The Feel Better Every Day online membership programme includes weekly live group self care coaching calls to help members stay connected to their commitment to prioritise self care making it more likely that you remember to do more of what helps you feel better in any given situation.
Think of a stressful situation in your life
How did you deal with it? How ARE you dealing with it?
We know that distress – the kind of stress pushes us to our allostatic load and overwhelms our capacity to cope – is terrible for us.
Toddlers get frustrated as they learn to roll over, crawl and toddle. But there’s that inherent drive to do better, to grow, to thrive and they persevere without being yelled at for not getting it right first time.
Somehow, we internalise harsher voices as we grow up and often yell at ourselves when we’re simply doing our best to manage whatever challenge we’re facing. We know from Polyvagal Theory that tone of voice has a HUGE impact on calming ourselves and others down.
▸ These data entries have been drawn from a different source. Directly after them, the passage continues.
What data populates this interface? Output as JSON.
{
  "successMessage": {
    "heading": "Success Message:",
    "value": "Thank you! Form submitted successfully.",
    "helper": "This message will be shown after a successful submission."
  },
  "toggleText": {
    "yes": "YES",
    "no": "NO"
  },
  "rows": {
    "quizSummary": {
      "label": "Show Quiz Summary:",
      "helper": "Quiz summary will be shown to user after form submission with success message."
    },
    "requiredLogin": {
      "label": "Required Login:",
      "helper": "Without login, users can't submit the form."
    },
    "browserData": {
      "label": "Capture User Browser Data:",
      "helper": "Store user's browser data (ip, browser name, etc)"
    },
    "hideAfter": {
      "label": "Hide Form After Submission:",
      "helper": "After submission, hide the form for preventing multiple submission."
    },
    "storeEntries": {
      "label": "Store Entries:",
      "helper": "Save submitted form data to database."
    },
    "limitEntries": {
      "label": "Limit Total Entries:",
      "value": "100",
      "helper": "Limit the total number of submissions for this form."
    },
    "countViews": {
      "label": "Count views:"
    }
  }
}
It’s a practice but so worth persevering with.
I hope that this little emotional rollercoaster description of mine will help you better connect with your own self compassion and resourcefulness whatever you’re facing.